If it's a picnic for adults who may appreciate a little unexpected elegance, bring along some good china, silverware, and linen napkins. A fine damask tablecloth instead of a blanket, or even an old worn Oriental rug, topped off with a glittering silver candelabrum? If you're serving cold bottled drinks, polish the old family ice bucket as well. Why not?
If it's a paper-plate affair, try to find some of those wicker holders that prevent the plates from folding in half and emptying their contents on the nearest guest. For kids, take plastic forks -- the sturdy kind, not those cheap ones -- paper cups, and simple, manageable food. And a picnic is no place to ruin Johnny's day by making him finish a tongue and horseradish sandwich. He can clean up his plate at home.
Remember Mrs. Beeton, and don't skimp. Be sure to bring plenty of food and drink. And running out of ice is a minor disaster.
Here are a few ideas for some interesting and rather simple palate pleasers. If kids have trouble with the Roquefort Mousse, give in and take along a bowl of the family's favorite potato salad.
The following recipe travels well if kept cool and molded. Roquefort Mousse 5 ounces imported Roquefort or Gorgon- zola cheese, softened 4 ounces cream cheese, softened 1 1/2 cups sour cream 1 1/2 cups small-curd creamed cottage cheese 1 cup light cream 1/4 cup minced chives or scallion tops 1/2 cup watercress leaves 2 cups peeled, seeded, and chopped cucumber 2 envelopes unflavored gelatin 1/2 cup cold water Cream Roquefort with cream cheese until smooth. Beat in all remaining ingredients except gelatin and water. Combine thoroughly.
Soften gelatin in cold water, then heat slowly, stirring until dissolved. Allow to cool slightly before adding to cheese mixture.
Oil a 6-cup ring mold and spoon in mousse. Chill until set.
Keep chilled until you unmold mousse at picnic site. Serve on lettuce leaves with cherry tomatoes if you like, or simply spread on bland crackers. Pasta Salad Tonnato 4 ounces small ruffle-edged noodles Olive oil 2 7-ounce cans white tuna in oil, drained and flaked 1 large sweet red pepper, seeded and cut into slivers 1/4 cup capers 1/3 cup minced fresh parsley Salt and freshly ground pepper
Cook noodles according to package directions. Be careful not to overcook. Rinse in cold water, drain thoroughly, and toss with small amount of oil.
Add all remaining ingredients. Season with salt and pepper and toss. Add dressing (below) and toss thoroughly. Dressing 1 large clove garlic, crushed 3/4 cup olive oil 3 tablespoons lemon juice
Whisk ingredients together and add to pasta salad just before serving. Toss thoroughly. Serves 4 to 6. Tomato-Orange Starter 1 quart tomato juice 1 quart orange juice 1/2 lemon thinly sliced Dash of bitters (optional)

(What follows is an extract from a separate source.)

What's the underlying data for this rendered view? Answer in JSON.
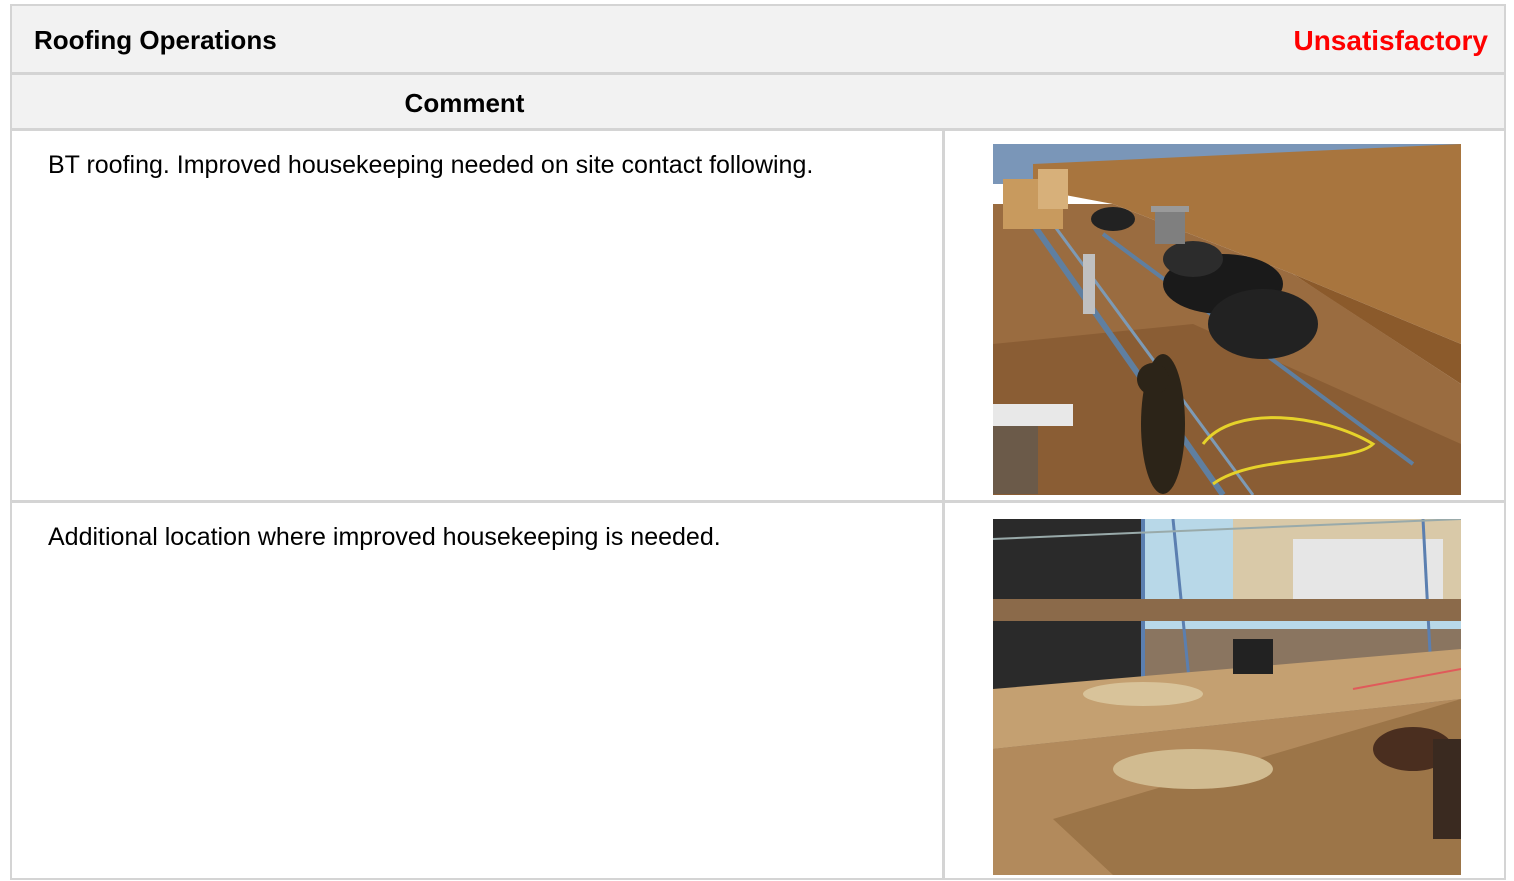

The liquid ingredients may be blended together and topped with slices of lemon. If you are serving this drink in clear glasses, the orange juice may be carefully poured to float over the tomato juice, topped with a dash of bitters, and served with a slice of lemon.
For children, a mix of cranberry and orange juices is a treat-especially when a bunch of grapes is in the bottom of the glass. Serve with peanut butter and banana slices. Cut the banana lengthwise, spread with peanut butter, and slice.